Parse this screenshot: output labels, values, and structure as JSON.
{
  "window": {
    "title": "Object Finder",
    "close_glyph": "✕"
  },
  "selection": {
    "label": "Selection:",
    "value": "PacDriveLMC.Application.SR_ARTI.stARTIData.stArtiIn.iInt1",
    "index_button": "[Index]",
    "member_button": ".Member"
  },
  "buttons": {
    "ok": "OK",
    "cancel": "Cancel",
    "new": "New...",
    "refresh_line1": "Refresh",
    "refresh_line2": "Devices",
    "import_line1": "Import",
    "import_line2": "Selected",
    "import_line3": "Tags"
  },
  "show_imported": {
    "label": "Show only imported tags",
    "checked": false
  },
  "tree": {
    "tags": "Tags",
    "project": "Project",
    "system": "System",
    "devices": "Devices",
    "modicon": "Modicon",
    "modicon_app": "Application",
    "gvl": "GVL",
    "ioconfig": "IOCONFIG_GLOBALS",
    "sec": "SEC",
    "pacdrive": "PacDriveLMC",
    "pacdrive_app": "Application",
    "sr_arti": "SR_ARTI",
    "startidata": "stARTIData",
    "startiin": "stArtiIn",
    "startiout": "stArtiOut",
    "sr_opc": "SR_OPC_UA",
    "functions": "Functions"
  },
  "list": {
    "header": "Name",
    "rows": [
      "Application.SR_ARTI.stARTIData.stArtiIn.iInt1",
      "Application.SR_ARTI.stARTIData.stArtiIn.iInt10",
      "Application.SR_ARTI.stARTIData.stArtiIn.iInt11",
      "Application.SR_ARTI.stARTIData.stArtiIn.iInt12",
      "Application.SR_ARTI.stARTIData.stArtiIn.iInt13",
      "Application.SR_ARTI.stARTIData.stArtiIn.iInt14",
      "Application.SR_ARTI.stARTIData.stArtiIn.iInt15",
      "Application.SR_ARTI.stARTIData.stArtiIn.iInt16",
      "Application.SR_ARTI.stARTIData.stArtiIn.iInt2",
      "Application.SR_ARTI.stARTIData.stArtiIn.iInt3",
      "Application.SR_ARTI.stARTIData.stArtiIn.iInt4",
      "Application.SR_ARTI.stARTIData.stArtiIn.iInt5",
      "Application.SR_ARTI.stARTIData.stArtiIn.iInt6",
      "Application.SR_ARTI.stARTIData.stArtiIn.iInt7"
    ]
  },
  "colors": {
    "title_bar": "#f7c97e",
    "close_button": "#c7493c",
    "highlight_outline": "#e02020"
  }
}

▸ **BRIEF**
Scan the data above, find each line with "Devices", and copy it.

▸ **THE COMPLETED TASK**
    "refresh_line2": "Devices",
    "devices": "Devices",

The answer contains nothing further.